In reality, money can’t be the sole consideration here and it’s more relevant to concentrate on what the XF offers… which is an extremely well-thought-out digital medium format platform that, beyond the benefits already listed in the previous paragraph, delivers exceptional levels of convenience, efficiency and functionality. With the XF, Phase One now has a camera body that’s able to match what it has been offering with its IQ Series capture backs and Capture One image processing software for some time – intelligently designed products that maximise efficiency and optimise performance. If photography is your livelihood, that’s an investment well worth making. If technical perfection is your goal… well, it’s certainly worth considering.
100 MEGAPIXELS CAPTURE IS HERE
If 50 megapixels and around
Phase One is the first to hit the magic 100 megapixels market with a new IQ3 series capture back which delivers 101 MPThe image size is 11,608×8708 pixels which translates into a massive output size of 73.2×96.3 centimetres at 300 dpi. The dynamic range is an impressive 15 stops.
What’s more, this 100 MP sensor is a CMOS device – a co-development between Phase One and Sony – and has a sensitivity range equivalent to ISO 50 to 12,800. Colour is processed at 16-bits per RGB channel to deliver a wider colour gamut and, quite simply, truly stunning image quality.
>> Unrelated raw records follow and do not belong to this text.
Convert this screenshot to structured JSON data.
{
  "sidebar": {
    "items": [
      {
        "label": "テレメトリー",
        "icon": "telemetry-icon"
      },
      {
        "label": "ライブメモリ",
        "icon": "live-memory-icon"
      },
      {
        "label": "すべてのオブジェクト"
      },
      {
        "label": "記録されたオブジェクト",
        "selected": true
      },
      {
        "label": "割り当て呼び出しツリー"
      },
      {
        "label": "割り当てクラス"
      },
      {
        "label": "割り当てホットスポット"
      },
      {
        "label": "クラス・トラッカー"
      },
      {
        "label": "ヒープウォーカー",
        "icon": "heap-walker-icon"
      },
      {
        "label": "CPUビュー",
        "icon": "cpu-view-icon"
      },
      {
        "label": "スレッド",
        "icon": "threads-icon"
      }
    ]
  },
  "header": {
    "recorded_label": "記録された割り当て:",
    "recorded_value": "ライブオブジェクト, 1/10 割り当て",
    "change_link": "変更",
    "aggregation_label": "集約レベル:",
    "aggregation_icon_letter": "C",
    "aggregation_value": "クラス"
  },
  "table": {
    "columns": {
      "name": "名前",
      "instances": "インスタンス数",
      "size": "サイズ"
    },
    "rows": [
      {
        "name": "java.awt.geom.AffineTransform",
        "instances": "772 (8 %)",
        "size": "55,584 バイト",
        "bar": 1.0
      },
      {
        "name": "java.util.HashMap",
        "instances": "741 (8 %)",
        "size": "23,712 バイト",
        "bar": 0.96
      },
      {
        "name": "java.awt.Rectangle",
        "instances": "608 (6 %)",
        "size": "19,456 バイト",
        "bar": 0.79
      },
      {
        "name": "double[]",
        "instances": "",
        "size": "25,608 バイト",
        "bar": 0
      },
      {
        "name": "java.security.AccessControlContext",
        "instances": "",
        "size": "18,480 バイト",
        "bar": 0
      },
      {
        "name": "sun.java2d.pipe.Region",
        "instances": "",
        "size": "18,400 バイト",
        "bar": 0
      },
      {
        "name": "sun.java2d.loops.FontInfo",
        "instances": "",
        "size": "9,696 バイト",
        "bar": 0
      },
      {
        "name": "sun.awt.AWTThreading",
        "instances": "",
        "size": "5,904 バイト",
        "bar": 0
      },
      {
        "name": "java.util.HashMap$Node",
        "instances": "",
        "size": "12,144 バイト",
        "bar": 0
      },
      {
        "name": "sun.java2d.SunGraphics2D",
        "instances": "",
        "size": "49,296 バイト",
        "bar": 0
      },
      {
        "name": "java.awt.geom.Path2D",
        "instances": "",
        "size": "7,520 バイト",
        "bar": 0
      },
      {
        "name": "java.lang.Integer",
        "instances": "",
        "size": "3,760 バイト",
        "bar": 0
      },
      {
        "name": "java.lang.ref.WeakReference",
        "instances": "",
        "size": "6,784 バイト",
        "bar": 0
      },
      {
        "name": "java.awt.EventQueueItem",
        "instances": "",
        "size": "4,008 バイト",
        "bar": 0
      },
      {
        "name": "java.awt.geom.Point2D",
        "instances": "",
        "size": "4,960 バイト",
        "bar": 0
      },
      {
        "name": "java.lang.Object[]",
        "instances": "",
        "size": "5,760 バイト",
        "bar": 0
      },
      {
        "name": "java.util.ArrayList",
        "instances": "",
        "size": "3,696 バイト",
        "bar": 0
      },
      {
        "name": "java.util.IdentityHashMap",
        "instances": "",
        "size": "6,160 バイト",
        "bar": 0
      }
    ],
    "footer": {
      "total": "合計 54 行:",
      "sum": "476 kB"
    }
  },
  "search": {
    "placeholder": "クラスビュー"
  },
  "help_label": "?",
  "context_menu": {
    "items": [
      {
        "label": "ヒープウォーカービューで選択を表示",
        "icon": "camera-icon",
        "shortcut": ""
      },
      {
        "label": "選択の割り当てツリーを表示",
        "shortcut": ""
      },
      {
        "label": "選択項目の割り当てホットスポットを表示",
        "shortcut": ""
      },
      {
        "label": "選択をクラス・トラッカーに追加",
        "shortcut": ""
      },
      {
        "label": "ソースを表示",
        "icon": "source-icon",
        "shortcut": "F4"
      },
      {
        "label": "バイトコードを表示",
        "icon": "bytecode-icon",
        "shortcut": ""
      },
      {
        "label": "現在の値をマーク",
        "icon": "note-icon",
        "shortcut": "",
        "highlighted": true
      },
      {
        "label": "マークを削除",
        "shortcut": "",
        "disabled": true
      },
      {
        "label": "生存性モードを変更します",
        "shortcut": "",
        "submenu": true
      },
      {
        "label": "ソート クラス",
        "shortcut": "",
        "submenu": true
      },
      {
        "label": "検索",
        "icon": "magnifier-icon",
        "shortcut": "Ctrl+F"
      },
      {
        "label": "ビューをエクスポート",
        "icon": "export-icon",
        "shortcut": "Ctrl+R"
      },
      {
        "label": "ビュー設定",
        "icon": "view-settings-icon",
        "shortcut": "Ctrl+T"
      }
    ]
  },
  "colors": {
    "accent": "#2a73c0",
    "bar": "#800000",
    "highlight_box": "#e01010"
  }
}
If you want the ultimate in digital image capture performance, here it is!
A complete camera kit will set you back while the IQ3 100MP back on its own is a mere (and it can be fitted to other digital medium format SLR bodies).